I have been privileged to serve with and learn from many outstanding role models throughout my career in marketing. I started and grew a successful business. I consult on issues of trademark infringement, new product and business development growth strategies, as well as issues related to effective sales management. I actively engage the marketing profession through my research, publishing and service on the editorial review boards of two journals. In my spare time you will find me playing with my grandchildren, writing poetry, building or repairing something (both surrogates I suspect for extended problem solving) or planning my next cross-cultural excursion.
My lifelong fascination for how values are formed and change over time led to a natural curiosity for how people come to value "things" outside of themselves. The dynamic interaction of personal or group values attempting to acquire or exchange things of value brought me to a career in marketing. The opportunity to teach at St. Thomas resulted in the maturing of my career into that of a vocation. So what have I learned from my years of study, personal successes and failures that I can quickly share with you now?
First, we must all learn to actively discern whether our thoughts and actions are based on assumptions, cultural predispositions, personal desires or fears, or based on objective facts. The discipline of such discernment is rarely easy or obvious and requires that we remain actively mindful and reasonably self-confident so that we are neither threatened nor paralyzed by inconvenient truths. Establishing a healthy pattern of lifelong learning is as much about opening ourselves to possibilities as it is about accumulating information. In other words, we should seek to understand before trying to defend.
Second, the most successful and well-adjusted people I know rarely make excuses. They have learned how to minimize the effects of their weaknesses while capitalizing on their strengths. The weaknesses or handicaps of which I speak can be physical, emotional, intellectual or spiritual. What matters is that successful people have learned to discern and therefore focus their efforts on those things they have some measure of control. The truly exceptional also realize that they are never alone in this task and are comfortable depending on others for their help, as the serenity prayer reminds us: "God grant me the serenity to accept the things I cannot change, the courage to change the things I can, and the wisdom to know the difference."

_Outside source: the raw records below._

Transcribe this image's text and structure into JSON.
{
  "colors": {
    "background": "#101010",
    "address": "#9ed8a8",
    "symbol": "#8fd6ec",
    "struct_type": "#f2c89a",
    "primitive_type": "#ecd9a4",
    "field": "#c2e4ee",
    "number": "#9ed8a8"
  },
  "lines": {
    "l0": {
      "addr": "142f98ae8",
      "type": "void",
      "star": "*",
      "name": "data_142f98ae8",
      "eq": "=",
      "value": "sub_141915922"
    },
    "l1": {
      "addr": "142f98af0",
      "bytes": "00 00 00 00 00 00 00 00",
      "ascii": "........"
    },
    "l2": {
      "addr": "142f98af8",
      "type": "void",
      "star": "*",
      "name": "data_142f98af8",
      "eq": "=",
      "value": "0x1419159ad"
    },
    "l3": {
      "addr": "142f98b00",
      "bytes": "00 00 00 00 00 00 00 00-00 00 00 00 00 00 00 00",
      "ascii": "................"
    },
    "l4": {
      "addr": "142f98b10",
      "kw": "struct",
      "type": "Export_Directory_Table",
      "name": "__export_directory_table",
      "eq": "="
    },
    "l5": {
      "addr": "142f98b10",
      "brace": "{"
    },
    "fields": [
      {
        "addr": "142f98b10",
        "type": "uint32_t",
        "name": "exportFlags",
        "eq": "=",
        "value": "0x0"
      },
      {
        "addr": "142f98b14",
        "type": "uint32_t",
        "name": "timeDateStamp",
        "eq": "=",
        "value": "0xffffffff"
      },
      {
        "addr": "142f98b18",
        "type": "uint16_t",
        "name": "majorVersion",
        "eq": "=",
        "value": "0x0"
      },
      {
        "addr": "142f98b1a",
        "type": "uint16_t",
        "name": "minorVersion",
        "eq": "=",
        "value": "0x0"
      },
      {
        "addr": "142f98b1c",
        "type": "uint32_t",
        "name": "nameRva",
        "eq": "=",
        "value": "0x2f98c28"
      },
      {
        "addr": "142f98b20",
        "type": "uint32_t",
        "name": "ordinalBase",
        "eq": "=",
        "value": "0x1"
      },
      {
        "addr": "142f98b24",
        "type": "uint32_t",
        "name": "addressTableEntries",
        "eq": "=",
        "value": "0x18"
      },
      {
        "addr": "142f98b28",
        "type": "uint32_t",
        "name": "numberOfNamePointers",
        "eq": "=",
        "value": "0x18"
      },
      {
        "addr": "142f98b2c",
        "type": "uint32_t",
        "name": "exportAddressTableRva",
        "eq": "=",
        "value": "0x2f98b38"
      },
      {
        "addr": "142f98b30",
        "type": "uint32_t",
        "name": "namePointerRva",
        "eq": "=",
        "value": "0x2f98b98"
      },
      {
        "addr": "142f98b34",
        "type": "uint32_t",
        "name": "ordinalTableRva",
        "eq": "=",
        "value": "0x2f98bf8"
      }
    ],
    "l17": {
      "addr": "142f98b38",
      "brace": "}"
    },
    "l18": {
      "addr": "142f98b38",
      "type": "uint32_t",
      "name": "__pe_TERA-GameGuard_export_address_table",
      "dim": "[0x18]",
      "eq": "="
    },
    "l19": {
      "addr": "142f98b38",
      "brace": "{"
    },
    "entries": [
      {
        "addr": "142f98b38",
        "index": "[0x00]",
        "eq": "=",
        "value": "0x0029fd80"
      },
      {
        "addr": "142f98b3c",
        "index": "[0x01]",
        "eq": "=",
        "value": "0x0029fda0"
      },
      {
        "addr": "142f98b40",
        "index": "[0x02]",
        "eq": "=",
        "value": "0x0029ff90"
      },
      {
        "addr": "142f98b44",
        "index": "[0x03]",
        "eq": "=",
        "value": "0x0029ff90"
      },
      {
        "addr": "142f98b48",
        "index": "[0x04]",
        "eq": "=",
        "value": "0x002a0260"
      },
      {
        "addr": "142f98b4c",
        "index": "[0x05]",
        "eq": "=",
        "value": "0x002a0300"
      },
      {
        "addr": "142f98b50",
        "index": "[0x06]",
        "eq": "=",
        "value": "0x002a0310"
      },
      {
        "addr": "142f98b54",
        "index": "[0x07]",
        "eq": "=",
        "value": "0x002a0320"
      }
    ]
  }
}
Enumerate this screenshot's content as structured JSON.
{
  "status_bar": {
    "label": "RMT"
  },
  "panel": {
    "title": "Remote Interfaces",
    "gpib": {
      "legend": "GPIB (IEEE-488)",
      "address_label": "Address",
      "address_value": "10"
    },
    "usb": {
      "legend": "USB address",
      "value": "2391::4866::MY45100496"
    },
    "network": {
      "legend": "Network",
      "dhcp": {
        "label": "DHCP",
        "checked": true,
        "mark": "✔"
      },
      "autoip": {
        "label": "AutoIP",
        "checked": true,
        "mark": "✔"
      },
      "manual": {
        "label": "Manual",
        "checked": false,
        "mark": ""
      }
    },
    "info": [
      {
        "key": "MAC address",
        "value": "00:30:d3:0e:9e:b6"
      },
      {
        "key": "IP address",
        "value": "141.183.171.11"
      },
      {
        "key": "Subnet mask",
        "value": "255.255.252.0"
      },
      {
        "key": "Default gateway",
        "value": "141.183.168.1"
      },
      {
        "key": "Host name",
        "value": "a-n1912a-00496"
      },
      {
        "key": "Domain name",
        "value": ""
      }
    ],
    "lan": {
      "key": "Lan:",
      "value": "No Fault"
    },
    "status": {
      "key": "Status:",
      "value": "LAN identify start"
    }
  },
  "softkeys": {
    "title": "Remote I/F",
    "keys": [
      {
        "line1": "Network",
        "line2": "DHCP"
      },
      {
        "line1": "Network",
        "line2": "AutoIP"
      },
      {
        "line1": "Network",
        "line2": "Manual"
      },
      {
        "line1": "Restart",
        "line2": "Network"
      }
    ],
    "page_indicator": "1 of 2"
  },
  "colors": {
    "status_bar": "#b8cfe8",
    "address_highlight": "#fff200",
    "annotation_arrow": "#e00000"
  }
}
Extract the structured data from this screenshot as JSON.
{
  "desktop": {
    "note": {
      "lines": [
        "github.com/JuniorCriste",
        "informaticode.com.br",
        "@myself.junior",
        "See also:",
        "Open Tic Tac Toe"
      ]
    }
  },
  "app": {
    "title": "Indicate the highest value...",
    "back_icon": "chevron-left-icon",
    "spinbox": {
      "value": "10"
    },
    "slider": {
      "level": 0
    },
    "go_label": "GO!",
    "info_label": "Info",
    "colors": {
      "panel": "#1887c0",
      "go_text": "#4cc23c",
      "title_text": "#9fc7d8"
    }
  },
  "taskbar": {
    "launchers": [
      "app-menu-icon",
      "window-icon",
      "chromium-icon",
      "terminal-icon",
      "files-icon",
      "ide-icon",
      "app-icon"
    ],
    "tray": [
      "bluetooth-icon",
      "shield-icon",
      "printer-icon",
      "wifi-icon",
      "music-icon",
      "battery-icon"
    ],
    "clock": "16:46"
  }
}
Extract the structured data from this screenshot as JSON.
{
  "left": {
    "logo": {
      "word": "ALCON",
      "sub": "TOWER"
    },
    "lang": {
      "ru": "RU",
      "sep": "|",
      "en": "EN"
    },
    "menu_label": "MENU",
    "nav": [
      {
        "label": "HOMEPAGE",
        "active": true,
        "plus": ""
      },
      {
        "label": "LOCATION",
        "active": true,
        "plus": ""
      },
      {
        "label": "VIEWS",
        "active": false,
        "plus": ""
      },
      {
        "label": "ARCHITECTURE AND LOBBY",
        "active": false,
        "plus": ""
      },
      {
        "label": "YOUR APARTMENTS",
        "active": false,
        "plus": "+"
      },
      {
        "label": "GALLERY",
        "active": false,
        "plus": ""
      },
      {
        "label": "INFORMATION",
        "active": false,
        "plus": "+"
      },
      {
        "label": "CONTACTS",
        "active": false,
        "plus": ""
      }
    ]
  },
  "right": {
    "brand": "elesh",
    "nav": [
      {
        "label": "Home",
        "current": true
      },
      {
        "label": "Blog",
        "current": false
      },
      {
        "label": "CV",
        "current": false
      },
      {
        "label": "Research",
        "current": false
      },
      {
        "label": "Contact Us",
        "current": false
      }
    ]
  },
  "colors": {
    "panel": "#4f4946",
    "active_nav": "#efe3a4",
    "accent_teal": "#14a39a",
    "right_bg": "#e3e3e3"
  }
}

There are, of course, many tools that we can use and skills that we can acquire to help us effectively transmute problems into opportunities. In this effort it is important to recognize that matters of human dignity, integrity, honesty, respect, solidarity and subsidiarity are more than simple inspirational goals but are the necessary building blocks that we need to use and depend upon each and every day.
And what are these tools, essential skills and related building blocks of success? And what does this all have to do with marketing? To answer these and other pressing questions, I invite you to engage or re-engage in the active conversation that is taking part within the St. Thomas community. It is for this reason that I have come to make St. Thomas the home of my professional activities.
In closing, I'd like share one of the poems that I sometimes use to engage my marketing students.
MarketingMarketing is morethan a simple set of toolsit is the values that wieldset in motion their useIt is the valueand valuing of othersin relation to selfthat forms the foundation of all exchange